Component data from apps and pages:
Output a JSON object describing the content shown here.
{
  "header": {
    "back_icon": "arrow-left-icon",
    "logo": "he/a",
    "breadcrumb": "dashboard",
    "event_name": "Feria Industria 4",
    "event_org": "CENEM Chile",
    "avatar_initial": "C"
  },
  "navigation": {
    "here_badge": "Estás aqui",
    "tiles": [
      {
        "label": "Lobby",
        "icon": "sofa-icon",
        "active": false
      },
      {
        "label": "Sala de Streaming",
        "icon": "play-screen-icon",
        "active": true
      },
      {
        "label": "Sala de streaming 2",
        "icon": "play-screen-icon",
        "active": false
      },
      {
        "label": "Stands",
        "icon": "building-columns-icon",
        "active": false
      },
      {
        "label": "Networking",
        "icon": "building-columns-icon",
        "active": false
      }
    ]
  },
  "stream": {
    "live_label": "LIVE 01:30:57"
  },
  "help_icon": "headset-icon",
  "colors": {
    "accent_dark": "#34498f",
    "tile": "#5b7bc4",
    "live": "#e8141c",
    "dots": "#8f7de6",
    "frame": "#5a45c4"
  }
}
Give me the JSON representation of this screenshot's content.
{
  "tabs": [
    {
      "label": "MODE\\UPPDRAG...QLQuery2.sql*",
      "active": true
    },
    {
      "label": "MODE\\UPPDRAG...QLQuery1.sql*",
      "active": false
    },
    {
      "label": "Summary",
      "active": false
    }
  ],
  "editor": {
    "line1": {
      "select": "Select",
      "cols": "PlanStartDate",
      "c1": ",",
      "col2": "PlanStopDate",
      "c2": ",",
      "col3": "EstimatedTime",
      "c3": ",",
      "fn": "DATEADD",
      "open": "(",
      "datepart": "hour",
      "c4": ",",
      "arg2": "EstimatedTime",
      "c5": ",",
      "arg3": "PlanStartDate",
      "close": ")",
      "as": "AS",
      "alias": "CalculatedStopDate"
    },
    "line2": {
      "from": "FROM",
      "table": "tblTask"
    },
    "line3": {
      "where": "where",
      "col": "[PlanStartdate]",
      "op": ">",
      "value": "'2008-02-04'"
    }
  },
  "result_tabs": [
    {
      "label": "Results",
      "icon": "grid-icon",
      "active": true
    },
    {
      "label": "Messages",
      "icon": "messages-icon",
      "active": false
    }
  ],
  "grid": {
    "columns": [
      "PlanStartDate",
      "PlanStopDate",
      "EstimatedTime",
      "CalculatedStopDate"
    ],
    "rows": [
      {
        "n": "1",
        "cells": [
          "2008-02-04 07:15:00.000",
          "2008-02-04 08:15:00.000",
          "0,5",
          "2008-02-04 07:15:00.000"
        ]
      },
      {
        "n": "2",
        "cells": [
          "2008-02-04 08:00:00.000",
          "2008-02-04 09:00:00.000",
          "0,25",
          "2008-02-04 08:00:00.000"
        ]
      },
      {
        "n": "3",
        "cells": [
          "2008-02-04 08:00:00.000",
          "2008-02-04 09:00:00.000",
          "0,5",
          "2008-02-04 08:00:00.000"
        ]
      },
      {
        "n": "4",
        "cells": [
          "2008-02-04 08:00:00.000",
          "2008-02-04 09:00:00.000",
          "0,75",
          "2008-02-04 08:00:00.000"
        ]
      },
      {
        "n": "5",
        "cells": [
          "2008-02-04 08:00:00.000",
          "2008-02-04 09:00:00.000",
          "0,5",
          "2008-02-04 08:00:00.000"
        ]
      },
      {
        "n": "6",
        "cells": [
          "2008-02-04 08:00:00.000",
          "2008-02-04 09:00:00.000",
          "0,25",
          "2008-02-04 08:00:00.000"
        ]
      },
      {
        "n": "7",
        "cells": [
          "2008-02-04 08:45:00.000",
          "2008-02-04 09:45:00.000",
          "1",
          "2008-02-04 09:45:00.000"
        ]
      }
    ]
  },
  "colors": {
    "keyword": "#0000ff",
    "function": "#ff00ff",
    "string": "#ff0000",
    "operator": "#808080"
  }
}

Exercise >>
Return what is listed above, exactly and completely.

Completed task >>
Output a JSON object describing the content shown here.
{
  "header": {
    "back_icon": "arrow-left-icon",
    "logo": "he/a",
    "breadcrumb": "dashboard",
    "event_name": "Feria Industria 4",
    "event_org": "CENEM Chile",
    "avatar_initial": "C"
  },
  "navigation": {
    "here_badge": "Estás aqui",
    "tiles": [
      {
        "label": "Lobby",
        "icon": "sofa-icon",
        "active": false
      },
      {
        "label": "Sala de Streaming",
        "icon": "play-screen-icon",
        "active": true
      },
      {
        "label": "Sala de streaming 2",
        "icon": "play-screen-icon",
        "active": false
      },
      {
        "label": "Stands",
        "icon": "building-columns-icon",
        "active": false
      },
      {
        "label": "Networking",
        "icon": "building-columns-icon",
        "active": false
      }
    ]
  },
  "stream": {
    "live_label": "LIVE 01:30:57"
  },
  "help_icon": "headset-icon",
  "colors": {
    "accent_dark": "#34498f",
    "tile": "#5b7bc4",
    "live": "#e8141c",
    "dots": "#8f7de6",
    "frame": "#5a45c4"
  }
}
Give me the JSON representation of this screenshot's content.
{
  "tabs": [
    {
      "label": "MODE\\UPPDRAG...QLQuery2.sql*",
      "active": true
    },
    {
      "label": "MODE\\UPPDRAG...QLQuery1.sql*",
      "active": false
    },
    {
      "label": "Summary",
      "active": false
    }
  ],
  "editor": {
    "line1": {
      "select": "Select",
      "cols": "PlanStartDate",
      "c1": ",",
      "col2": "PlanStopDate",
      "c2": ",",
      "col3": "EstimatedTime",
      "c3": ",",
      "fn": "DATEADD",
      "open": "(",
      "datepart": "hour",
      "c4": ",",
      "arg2": "EstimatedTime",
      "c5": ",",
      "arg3": "PlanStartDate",
      "close": ")",
      "as": "AS",
      "alias": "CalculatedStopDate"
    },
    "line2": {
      "from": "FROM",
      "table": "tblTask"
    },
    "line3": {
      "where": "where",
      "col": "[PlanStartdate]",
      "op": ">",
      "value": "'2008-02-04'"
    }
  },
  "result_tabs": [
    {
      "label": "Results",
      "icon": "grid-icon",
      "active": true
    },
    {
      "label": "Messages",
      "icon": "messages-icon",
      "active": false
    }
  ],
  "grid": {
    "columns": [
      "PlanStartDate",
      "PlanStopDate",
      "EstimatedTime",
      "CalculatedStopDate"
    ],
    "rows": [
      {
        "n": "1",
        "cells": [
          "2008-02-04 07:15:00.000",
          "2008-02-04 08:15:00.000",
          "0,5",
          "2008-02-04 07:15:00.000"
        ]
      },
      {
        "n": "2",
        "cells": [
          "2008-02-04 08:00:00.000",
          "2008-02-04 09:00:00.000",
          "0,25",
          "2008-02-04 08:00:00.000"
        ]
      },
      {
        "n": "3",
        "cells": [
          "2008-02-04 08:00:00.000",
          "2008-02-04 09:00:00.000",
          "0,5",
          "2008-02-04 08:00:00.000"
        ]
      },
      {
        "n": "4",
        "cells": [
          "2008-02-04 08:00:00.000",
          "2008-02-04 09:00:00.000",
          "0,75",
          "2008-02-04 08:00:00.000"
        ]
      },
      {
        "n": "5",
        "cells": [
          "2008-02-04 08:00:00.000",
          "2008-02-04 09:00:00.000",
          "0,5",
          "2008-02-04 08:00:00.000"
        ]
      },
      {
        "n": "6",
        "cells": [
          "2008-02-04 08:00:00.000",
          "2008-02-04 09:00:00.000",
          "0,25",
          "2008-02-04 08:00:00.000"
        ]
      },
      {
        "n": "7",
        "cells": [
          "2008-02-04 08:45:00.000",
          "2008-02-04 09:45:00.000",
          "1",
          "2008-02-04 09:45:00.000"
        ]
      }
    ]
  },
  "colors": {
    "keyword": "#0000ff",
    "function": "#ff00ff",
    "string": "#ff0000",
    "operator": "#808080"
  }
}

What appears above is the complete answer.